**Exercise data**.
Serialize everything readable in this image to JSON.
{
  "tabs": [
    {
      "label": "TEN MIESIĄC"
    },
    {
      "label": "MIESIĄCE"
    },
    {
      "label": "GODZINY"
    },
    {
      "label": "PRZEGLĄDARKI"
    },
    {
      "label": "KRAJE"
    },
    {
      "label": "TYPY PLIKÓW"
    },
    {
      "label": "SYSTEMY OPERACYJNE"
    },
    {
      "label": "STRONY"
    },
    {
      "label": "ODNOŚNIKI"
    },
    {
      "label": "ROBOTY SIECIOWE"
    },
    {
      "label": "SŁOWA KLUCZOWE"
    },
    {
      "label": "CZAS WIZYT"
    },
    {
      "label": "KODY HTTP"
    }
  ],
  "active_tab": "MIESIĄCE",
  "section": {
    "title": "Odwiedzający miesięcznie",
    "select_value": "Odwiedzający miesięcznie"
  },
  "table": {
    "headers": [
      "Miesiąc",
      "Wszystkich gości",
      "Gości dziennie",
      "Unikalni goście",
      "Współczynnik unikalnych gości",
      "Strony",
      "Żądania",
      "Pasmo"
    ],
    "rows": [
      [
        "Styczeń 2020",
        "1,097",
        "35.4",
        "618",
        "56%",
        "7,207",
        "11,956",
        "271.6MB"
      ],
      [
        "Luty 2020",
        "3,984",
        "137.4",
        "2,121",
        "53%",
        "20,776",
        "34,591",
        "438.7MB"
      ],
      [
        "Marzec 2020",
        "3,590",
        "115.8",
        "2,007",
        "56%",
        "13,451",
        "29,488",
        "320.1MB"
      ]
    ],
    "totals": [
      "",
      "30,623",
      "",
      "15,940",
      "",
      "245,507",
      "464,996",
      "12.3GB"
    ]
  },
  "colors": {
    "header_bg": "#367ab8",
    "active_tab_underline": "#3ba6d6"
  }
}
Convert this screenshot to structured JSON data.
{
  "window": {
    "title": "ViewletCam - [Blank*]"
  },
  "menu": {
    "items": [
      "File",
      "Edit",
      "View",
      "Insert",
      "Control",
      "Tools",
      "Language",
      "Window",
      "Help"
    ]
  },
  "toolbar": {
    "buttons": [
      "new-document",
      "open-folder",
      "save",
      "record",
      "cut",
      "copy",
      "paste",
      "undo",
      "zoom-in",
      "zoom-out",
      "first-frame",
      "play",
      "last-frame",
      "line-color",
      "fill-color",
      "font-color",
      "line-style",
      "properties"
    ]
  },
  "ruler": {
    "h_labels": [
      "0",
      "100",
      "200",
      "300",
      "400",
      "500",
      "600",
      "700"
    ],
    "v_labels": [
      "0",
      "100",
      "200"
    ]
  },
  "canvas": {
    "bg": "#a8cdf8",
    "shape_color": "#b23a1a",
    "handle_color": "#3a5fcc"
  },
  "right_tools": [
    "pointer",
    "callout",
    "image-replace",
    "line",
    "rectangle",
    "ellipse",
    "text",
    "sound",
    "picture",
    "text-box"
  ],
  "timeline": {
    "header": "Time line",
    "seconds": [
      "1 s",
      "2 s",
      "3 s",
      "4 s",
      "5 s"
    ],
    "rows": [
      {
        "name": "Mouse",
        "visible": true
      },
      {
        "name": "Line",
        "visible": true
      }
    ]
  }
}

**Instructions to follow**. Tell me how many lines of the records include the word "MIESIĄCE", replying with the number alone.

**Output**. 2